However, what everyone seems to agree on is the fact we haven’t invested collectively in our recycled materials streams. “We the industry” need to put real resources behind collection, sortation, reprocessing and the creation of end markets for recovered materials. How do we provide stable funding mechanisms to do this? Perhaps that’s the starting point for our pencil sketch.
Looking through lens of flexible film
We can use the example of flexible film packaging to highlight some of the industry’s current difficulties as well as the type of planning and action necessary to move the needle.
Flexible pouches have a low environmental footprint because they use a small amount of material to convey and protect products. Most are not recyclable today. The Sustainable Packaging Coalition, an organization I help lead, has a How2Recycle Store Drop-Off label for collection of polyethylene films for recycling, including a small number of qualifying PE pouches. This works as a collection system, but not all consumers are prepared to return their films and bags to retail stores.
How might we create a better way? There are a few pilot projects looking at the issue.
The Material Recovery for the Future (MRFF) project is trying to determine if films can be sorted and baled effectively with the addition of existing new technology to current facilities. At the same time, the Hefty Energy Bag program is now expanding to new cities where residents can put all their films and other low value plastics into a bright bag for collection with their recyclables. The bag allows the facility to separate the material easily from other more valuable materials.

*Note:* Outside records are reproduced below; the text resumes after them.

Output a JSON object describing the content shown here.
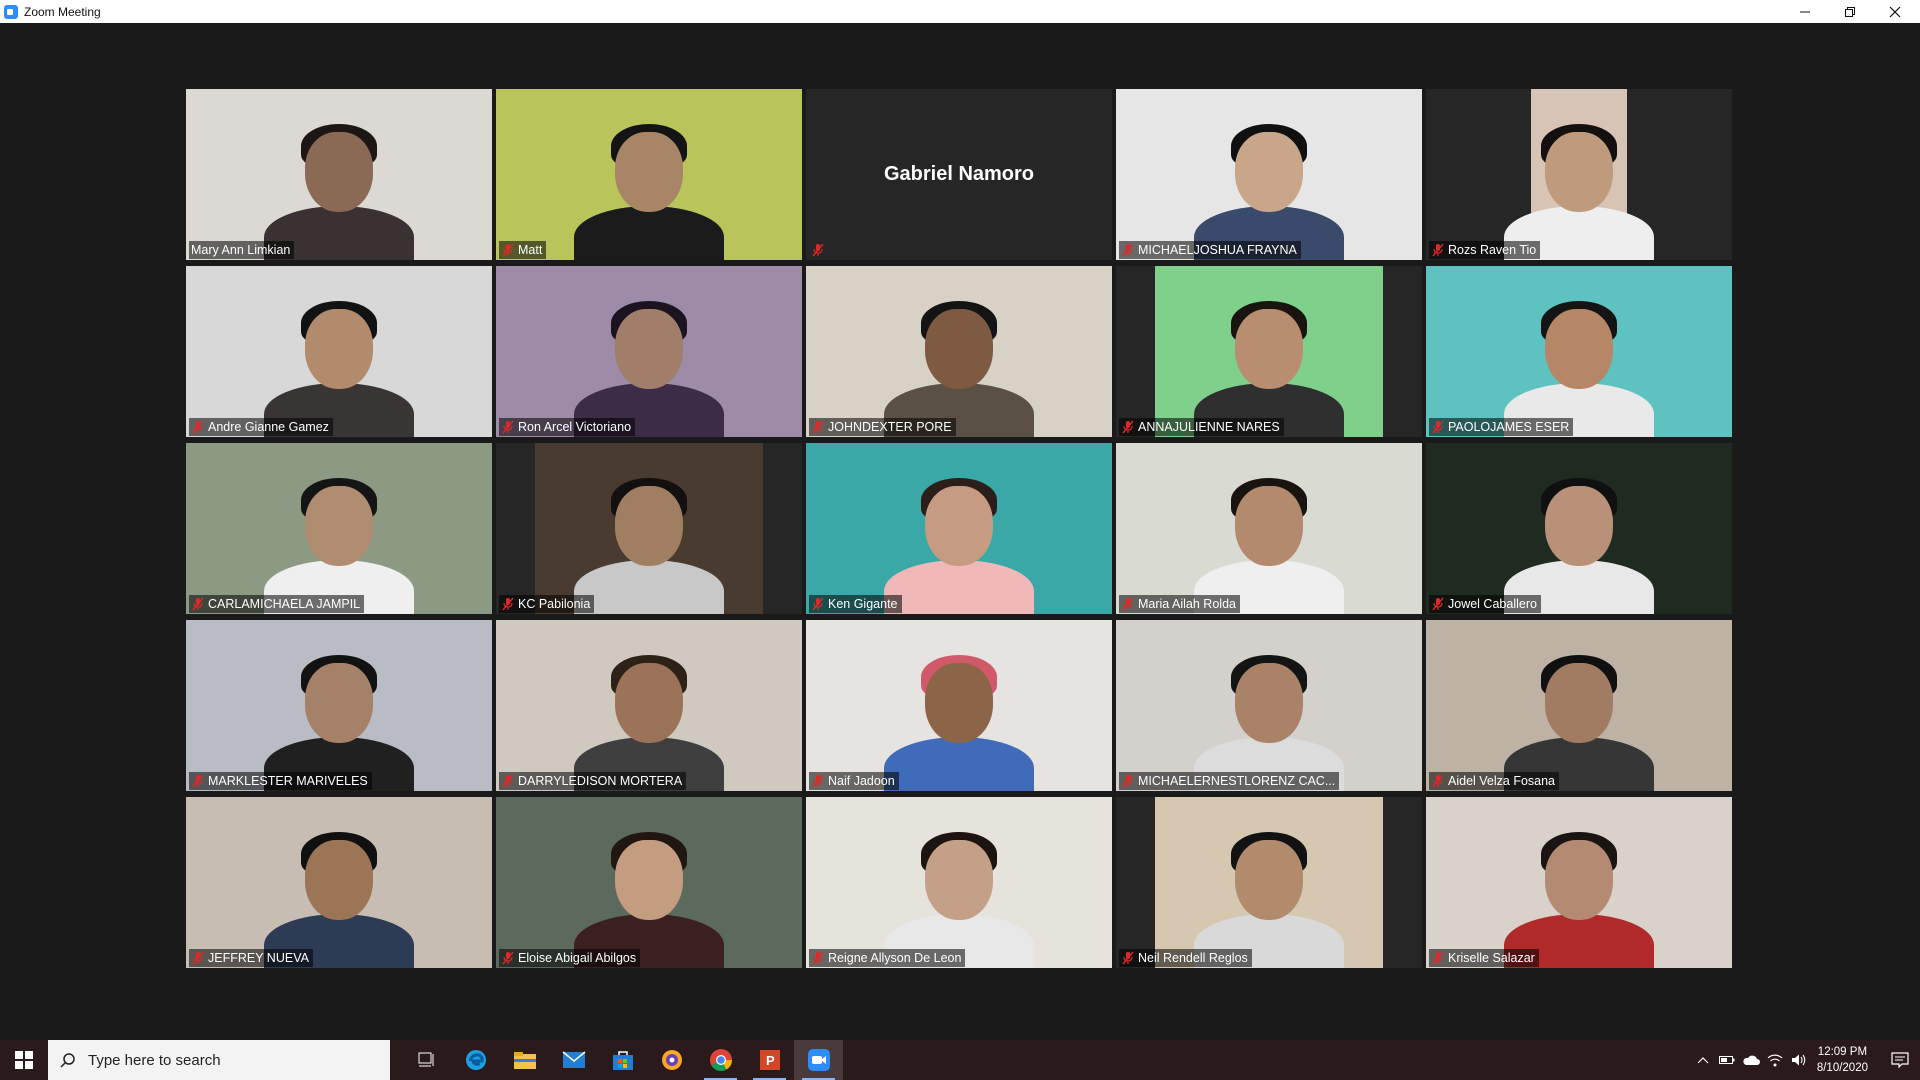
{
  "window": {
    "title": "Zoom Meeting",
    "colors": {
      "titlebar": "#ffffff",
      "background": "#1a1a1a",
      "active_speaker_border": "#e5f264",
      "mute": "#e02828"
    }
  },
  "participants": [
    {
      "name": "Mary Ann Limkian",
      "active": true,
      "muted": false,
      "video": {
        "wall": "#dcd9d4",
        "skin": "#8a6a55",
        "hair": "#1c1715",
        "shirt": "#3a3232"
      }
    },
    {
      "name": "Matt",
      "muted": true,
      "video": {
        "wall": "#b9c45a",
        "skin": "#a88566",
        "hair": "#141414",
        "shirt": "#1b1b1b"
      }
    },
    {
      "name": "",
      "center_name": "Gabriel Namoro",
      "muted": true,
      "video": null
    },
    {
      "name": "MICHAELJOSHUA FRAYNA",
      "muted": true,
      "video": {
        "wall": "#e6e6e6",
        "skin": "#c9a58a",
        "hair": "#101010",
        "shirt": "#3a4a6a"
      }
    },
    {
      "name": "Rozs Raven Tio",
      "muted": true,
      "narrow": true,
      "video": {
        "wall": "#d7c4b5",
        "skin": "#c09a7c",
        "hair": "#151010",
        "shirt": "#eeeeee"
      }
    },
    {
      "name": "Andre Gianne Gamez",
      "muted": true,
      "video": {
        "wall": "#d8d8d8",
        "skin": "#b28a6c",
        "hair": "#121212",
        "shirt": "#3a3535"
      }
    },
    {
      "name": "Ron Arcel Victoriano",
      "muted": true,
      "video": {
        "wall": "#9d8ba8",
        "skin": "#a07e6a",
        "hair": "#1b1420",
        "shirt": "#3d2c48"
      }
    },
    {
      "name": "JOHNDEXTER PORE",
      "muted": true,
      "video": {
        "wall": "#d8d1c6",
        "skin": "#7f5a42",
        "hair": "#141414",
        "shirt": "#5b5044"
      }
    },
    {
      "name": "ANNAJULIENNE NARES",
      "muted": true,
      "narrow": true,
      "video": {
        "wall": "#7fd08a",
        "skin": "#b88d70",
        "hair": "#1a1411",
        "shirt": "#2f2f2f"
      }
    },
    {
      "name": "PAOLOJAMES ESER",
      "muted": true,
      "video": {
        "wall": "#5ec3c0",
        "skin": "#b58766",
        "hair": "#141414",
        "shirt": "#e9e9e9"
      }
    },
    {
      "name": "CARLAMICHAELA JAMPIL",
      "muted": true,
      "video": {
        "wall": "#8d9a83",
        "skin": "#b08d70",
        "hair": "#151515",
        "shirt": "#efefef"
      }
    },
    {
      "name": "KC Pabilonia",
      "muted": true,
      "narrow": true,
      "video": {
        "wall": "#4a3b30",
        "skin": "#a07e62",
        "hair": "#141010",
        "shirt": "#c8c8c8"
      }
    },
    {
      "name": "Ken Gigante",
      "muted": true,
      "video": {
        "wall": "#39a8a6",
        "skin": "#c79b82",
        "hair": "#2a1f1a",
        "shirt": "#f0b8b8"
      }
    },
    {
      "name": "Maria Ailah Rolda",
      "muted": true,
      "video": {
        "wall": "#d9dbd2",
        "skin": "#b38a6e",
        "hair": "#1a1411",
        "shirt": "#efefef"
      }
    },
    {
      "name": "Jowel Caballero",
      "muted": true,
      "video": {
        "wall": "#1f2a20",
        "skin": "#b99178",
        "hair": "#101010",
        "shirt": "#e8e8e8"
      }
    },
    {
      "name": "MARKLESTER MARIVELES",
      "muted": true,
      "video": {
        "wall": "#b9bcc5",
        "skin": "#a6816a",
        "hair": "#121212",
        "shirt": "#202020"
      }
    },
    {
      "name": "DARRYLEDISON MORTERA",
      "muted": true,
      "video": {
        "wall": "#cfc9c0",
        "skin": "#9b7358",
        "hair": "#2d2118",
        "shirt": "#3f3f3f"
      }
    },
    {
      "name": "Naif Jadoon",
      "muted": true,
      "video": {
        "wall": "#e6e4e0",
        "skin": "#8c6448",
        "hair": "#d05a6a",
        "shirt": "#3f6bb8"
      }
    },
    {
      "name": "MICHAELERNESTLORENZ CAC...",
      "muted": true,
      "video": {
        "wall": "#d4d1cc",
        "skin": "#a98268",
        "hair": "#141414",
        "shirt": "#dcdcdc"
      }
    },
    {
      "name": "Aidel Velza Fosana",
      "muted": true,
      "video": {
        "wall": "#bdb2a4",
        "skin": "#a17c62",
        "hair": "#101010",
        "shirt": "#363636"
      }
    },
    {
      "name": "JEFFREY NUEVA",
      "muted": true,
      "video": {
        "wall": "#c8bdb2",
        "skin": "#9c7456",
        "hair": "#101010",
        "shirt": "#2d3b55"
      }
    },
    {
      "name": "Eloise Abigail Abilgos",
      "muted": true,
      "video": {
        "wall": "#5b6a5c",
        "skin": "#c49c80",
        "hair": "#201612",
        "shirt": "#3a2020"
      }
    },
    {
      "name": "Reigne Allyson De Leon",
      "muted": true,
      "video": {
        "wall": "#e6e2dc",
        "skin": "#c4a088",
        "hair": "#1b1411",
        "shirt": "#e8e8e8"
      }
    },
    {
      "name": "Neil Rendell Reglos",
      "muted": true,
      "narrow": true,
      "video": {
        "wall": "#d6c8b0",
        "skin": "#b28a6c",
        "hair": "#121212",
        "shirt": "#d9d9d9"
      }
    },
    {
      "name": "Kriselle Salazar",
      "muted": true,
      "video": {
        "wall": "#d8d2ca",
        "skin": "#b48a72",
        "hair": "#1a1412",
        "shirt": "#b02a2a"
      }
    }
  ],
  "taskbar": {
    "search_placeholder": "Type here to search",
    "time": "12:09 PM",
    "date": "8/10/2020",
    "apps": [
      "task-view",
      "edge",
      "file-explorer",
      "mail",
      "store",
      "vpn",
      "chrome",
      "powerpoint",
      "zoom"
    ]
  }
}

Once we have solved collection and sortation we will need to focus on reprocessing. Today we have built good recycling processing capacity for some plastics (PET, PE and PP), metals and paper. We haven’t done a good job for flexible films. The multiple layers used in the packaging are there to provide performance and extended shelf-life. This makes mechanical recycling difficult. Recently new concepts around chemical recycling have been emerging. This will likely be critical to our ability to effectively recover films in the future.
I would suggest we need more pilot programs. We need to explore how we might reinvent collection and fund our sortation facilities to become more flexible and responsive to changes in consumer goods packaging.

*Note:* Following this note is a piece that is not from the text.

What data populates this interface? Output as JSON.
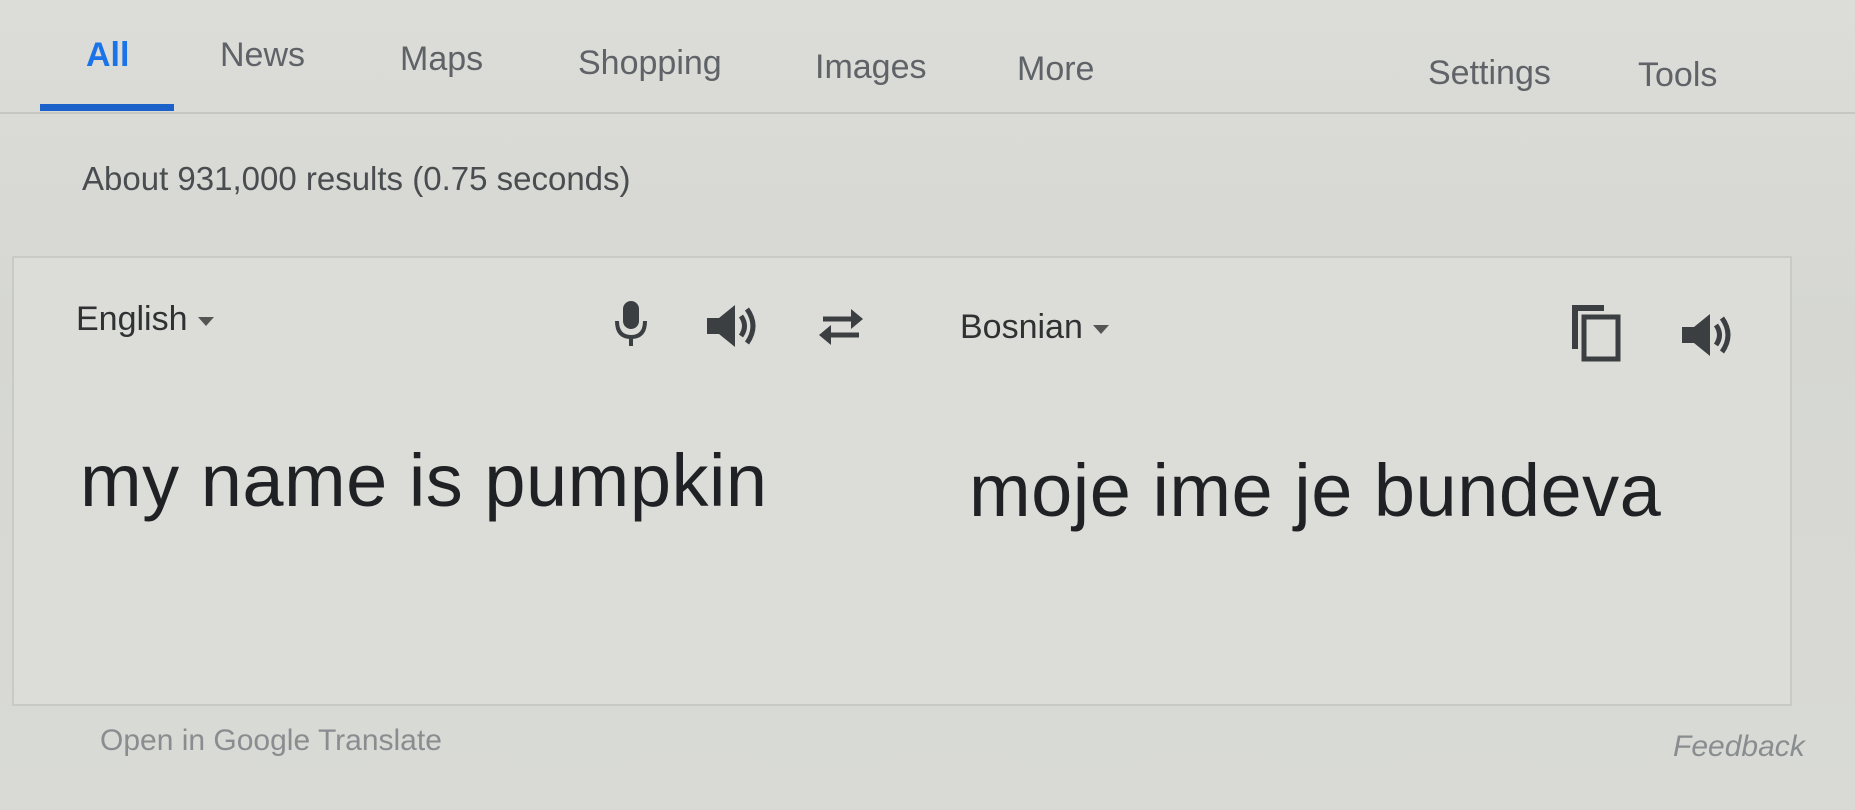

Thinking in terms of more, not less
We need to collect more materials, not less, while at the same time reducing contamination. We need to think about how we can add foodservice packaging, small items, pouches and food waste into our recovery infrastructure. We need to continue to teach consumers what to keep out of recycling bins and what to put in.
What if we started over and designed new concepts for how we might collect, sort and reprocess based on an understanding of where we want to go and what we can realistically imagine the waste stream will look like? What is the “job” we want our recovery system to do? Is it only transactional or is there more?
These are big questions, and the answers won’t come easy. But unless we put pencil to paper – or a napkin – and think in expansive terms, we’re going to be stuck with stale ideas and diminishing returns on our investments.